To the Editor: A closer look at the sky-rocketing costs of the category of drugs known as specialty pharmaceuticals validates a proposal to rein them in, offered by TWU Local 100 President Tony Utano, in contract talks with the MTA.
Let’s look at the differences between ‘traditional’ & ‘specialty’ drugs to understand the astronomical gap in prices between these two groups.
Traditionals are made of small molecules that can be synthesized chemically, and taken by mouth as pills. Over time, when they become generics, their costs are lower than when they first appeared as brand-name drugs. For example, think of prescriptions for high blood pressure, cholesterol, & Type 2 Diabetes.
By contrast, specialty drugs are often made from living cells called biologics. They are designed to treat rare and complex diseases, and may require injection or infusion in a hospital setting. Their preparation, storage, delivery, and monitoring are very expensive. But survivors of Hepatitis C, HIV, some cancers, and auto-immune diseases, to name a few, continue to benefit from specialty drugs.
New and older specialty drugs, although they represent only 2 percent of all prescriptions written, account for 40-45 percent of the pharmaceutical market. Traditional drugs represent 98 percent of all scrips written.
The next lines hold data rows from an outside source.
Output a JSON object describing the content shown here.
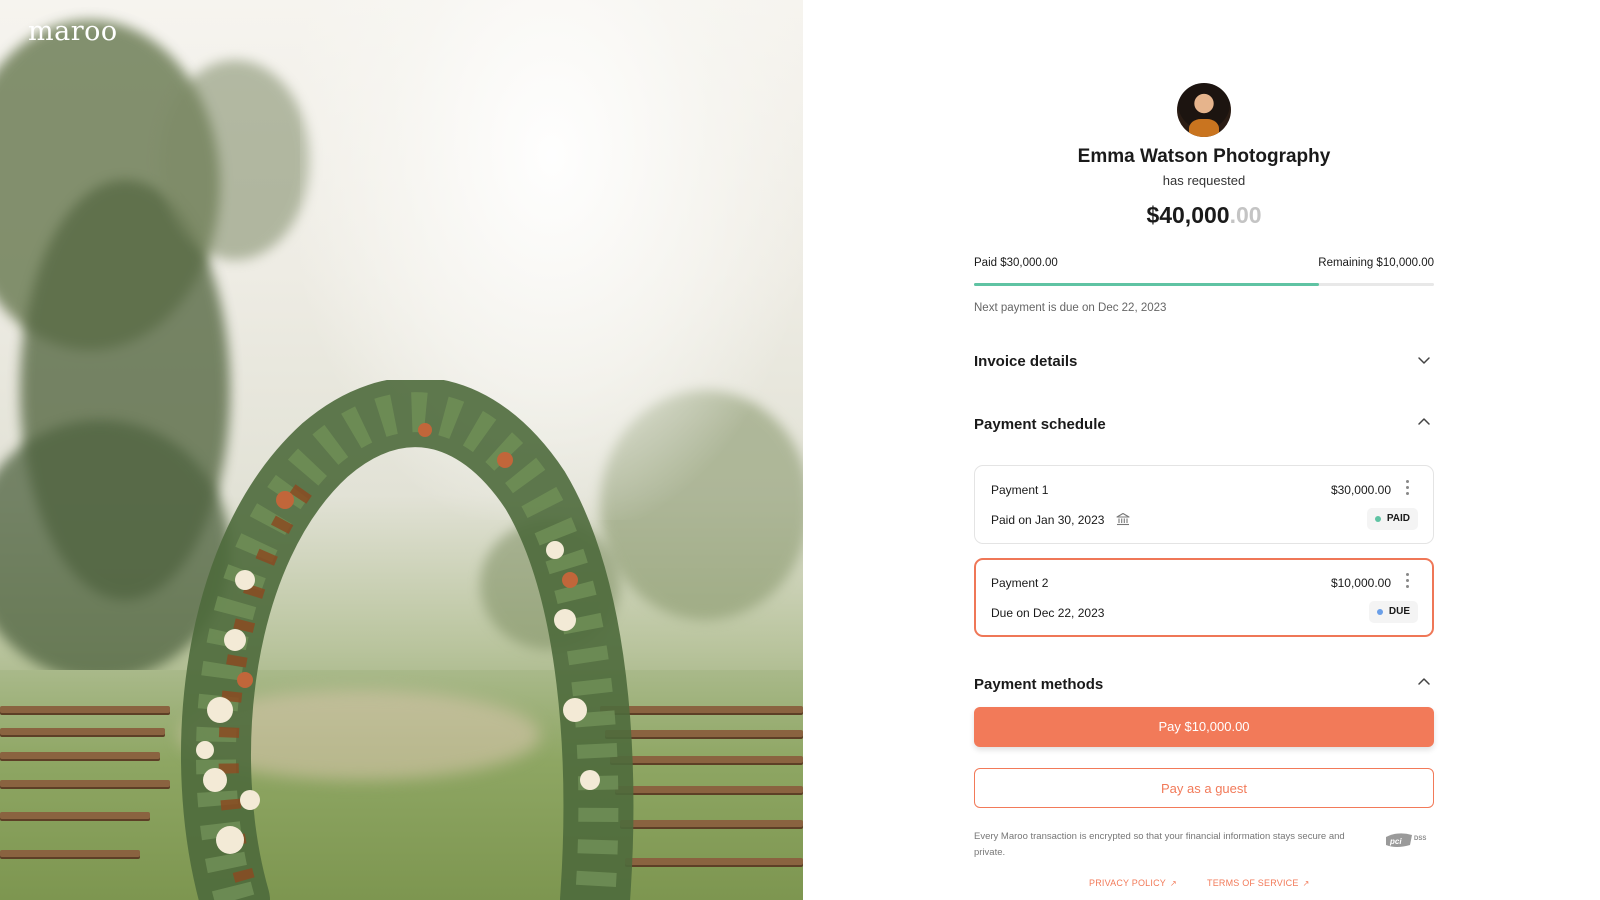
{
  "brand": {
    "logo_text": "maroo",
    "accent": "#f27a59",
    "progress_color": "#5fc3a3"
  },
  "request": {
    "business_name": "Emma Watson Photography",
    "subtitle": "has requested",
    "amount_main": "$40,000",
    "amount_cents": ".00",
    "paid_label": "Paid $30,000.00",
    "remaining_label": "Remaining $10,000.00",
    "progress_fraction": 0.75,
    "next_payment_text": "Next payment is due on Dec 22, 2023"
  },
  "sections": {
    "invoice_details": {
      "title": "Invoice details",
      "icon": "chevron-down-icon"
    },
    "payment_schedule": {
      "title": "Payment schedule",
      "icon": "chevron-up-icon"
    },
    "payment_methods": {
      "title": "Payment methods",
      "icon": "chevron-up-icon"
    }
  },
  "payments": [
    {
      "title": "Payment 1",
      "amount": "$30,000.00",
      "sub": "Paid on Jan 30, 2023",
      "status": "PAID",
      "status_color": "#5fc3a3",
      "icon": "bank-icon"
    },
    {
      "title": "Payment 2",
      "amount": "$10,000.00",
      "sub": "Due on Dec 22, 2023",
      "status": "DUE",
      "status_color": "#6a9fe8"
    }
  ],
  "actions": {
    "pay_label": "Pay $10,000.00",
    "guest_label": "Pay as a guest"
  },
  "footer": {
    "secure_text": "Every Maroo transaction is encrypted so that your financial information stays secure and private.",
    "pci_label": "PCI DSS",
    "privacy_label": "PRIVACY POLICY",
    "terms_label": "TERMS OF SERVICE"
  }
}
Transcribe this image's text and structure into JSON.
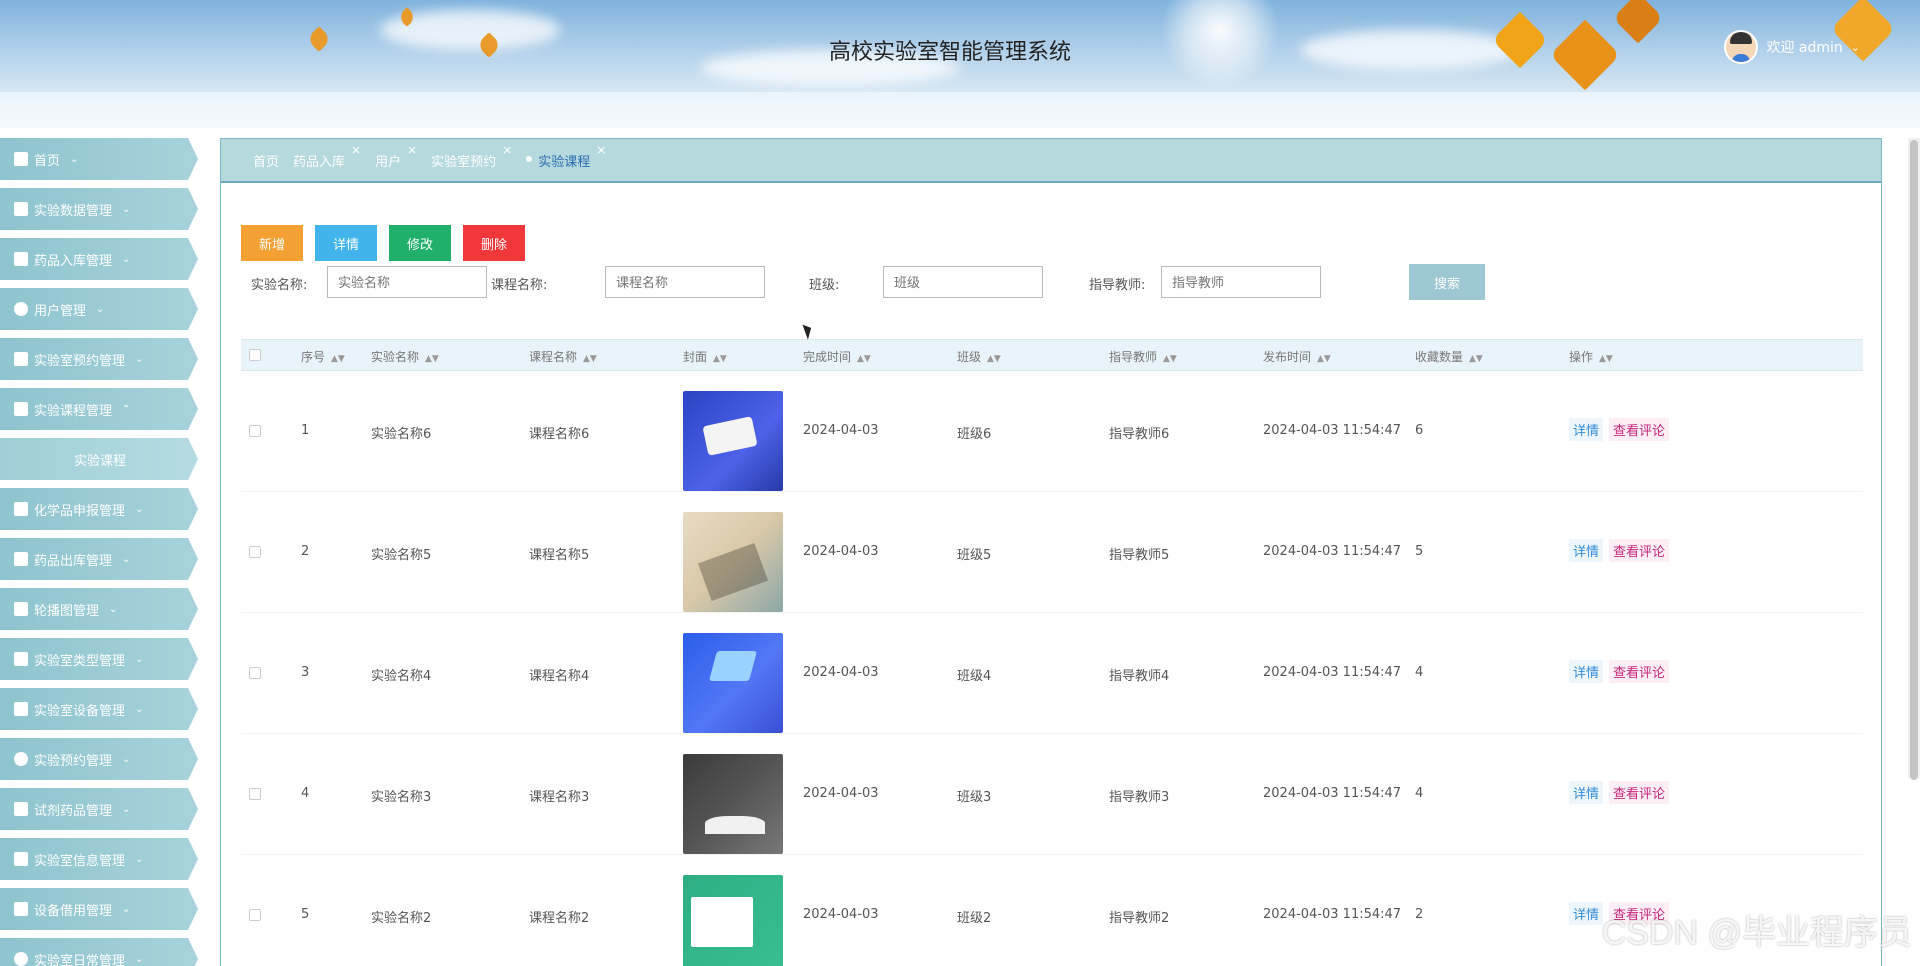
{
  "header": {
    "title": "高校实验室智能管理系统",
    "user_label": "欢迎 admin"
  },
  "sidebar": {
    "items": [
      {
        "label": "首页"
      },
      {
        "label": "实验数据管理"
      },
      {
        "label": "药品入库管理"
      },
      {
        "label": "用户管理"
      },
      {
        "label": "实验室预约管理"
      },
      {
        "label": "实验课程管理",
        "expanded": true
      },
      {
        "label": "实验课程",
        "sub": true
      },
      {
        "label": "化学品申报管理"
      },
      {
        "label": "药品出库管理"
      },
      {
        "label": "轮播图管理"
      },
      {
        "label": "实验室类型管理"
      },
      {
        "label": "实验室设备管理"
      },
      {
        "label": "实验预约管理"
      },
      {
        "label": "试剂药品管理"
      },
      {
        "label": "实验室信息管理"
      },
      {
        "label": "设备借用管理"
      },
      {
        "label": "实验室日常管理"
      }
    ]
  },
  "tabs": [
    {
      "label": "首页"
    },
    {
      "label": "药品入库"
    },
    {
      "label": "用户"
    },
    {
      "label": "实验室预约"
    },
    {
      "label": "实验课程",
      "active": true
    }
  ],
  "toolbar": {
    "add_label": "新增",
    "detail_label": "详情",
    "edit_label": "修改",
    "delete_label": "删除"
  },
  "search": {
    "experiment_label": "实验名称:",
    "experiment_placeholder": "实验名称",
    "course_label": "课程名称:",
    "course_placeholder": "课程名称",
    "class_label": "班级:",
    "class_placeholder": "班级",
    "teacher_label": "指导教师:",
    "teacher_placeholder": "指导教师",
    "search_button": "搜索"
  },
  "table": {
    "headers": [
      "序号",
      "实验名称",
      "课程名称",
      "封面",
      "完成时间",
      "班级",
      "指导教师",
      "发布时间",
      "收藏数量",
      "操作"
    ],
    "rows": [
      {
        "no": "1",
        "experiment": "实验名称6",
        "course": "课程名称6",
        "finish": "2024-04-03",
        "class": "班级6",
        "teacher": "指导教师6",
        "published": "2024-04-03 11:54:47",
        "favorites": "6"
      },
      {
        "no": "2",
        "experiment": "实验名称5",
        "course": "课程名称5",
        "finish": "2024-04-03",
        "class": "班级5",
        "teacher": "指导教师5",
        "published": "2024-04-03 11:54:47",
        "favorites": "5"
      },
      {
        "no": "3",
        "experiment": "实验名称4",
        "course": "课程名称4",
        "finish": "2024-04-03",
        "class": "班级4",
        "teacher": "指导教师4",
        "published": "2024-04-03 11:54:47",
        "favorites": "4"
      },
      {
        "no": "4",
        "experiment": "实验名称3",
        "course": "课程名称3",
        "finish": "2024-04-03",
        "class": "班级3",
        "teacher": "指导教师3",
        "published": "2024-04-03 11:54:47",
        "favorites": "4"
      },
      {
        "no": "5",
        "experiment": "实验名称2",
        "course": "课程名称2",
        "finish": "2024-04-03",
        "class": "班级2",
        "teacher": "指导教师2",
        "published": "2024-04-03 11:54:47",
        "favorites": "2"
      }
    ],
    "op_detail": "详情",
    "op_comments": "查看评论"
  },
  "watermark": "CSDN @毕业程序员",
  "colors": {
    "add": "#f5a033",
    "detail": "#41b4ec",
    "edit": "#21b06b",
    "delete": "#f0383b",
    "sidebar": "#8ec4cf",
    "tabs_bar": "#b6d9de"
  }
}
These are nationwide numbers, but hold true in our region.
A 12-day course of a drug to retard Hepatitis C can cost $50K. A drug to manage leukemia complications can go for $6,800 a month. With these facts in mind, lead negotiator Utano logically reached out to a reputable Specialty Drug Cost Management Service, called Payer Matrix, to bring down costs.
For instance, if infusion is carried out in a hospital, a high rate of reimbursement may be required. But if the infusion could be safely done in a doctor’s office, or at home, an alternate setting could substantially lower costs. Payer Matrix arranges for that change, if workable.
Keep in mind that Payer Matrix is partnered with Amalgamated Life. The Amalgamated Bank family has a solid labor identity going back to the 1920’s. The bank was owned for many years by Workers United.
I applaud the efforts made by Tony Utano and his team to bargain a good contract for our members. Although he received a provocative communication from NYCT Prexy Foye, I know that our union will not take the bait. There is no feud between the union and the MTA, even though a too-eager press loves to represent one, where it doesn’t exist.
A decent contract will be the outcome of the current creative, adroit and well-run contract campaign. I am sure of that.
We depend on the support of readers like you to help keep our publication strong and independent. Join us.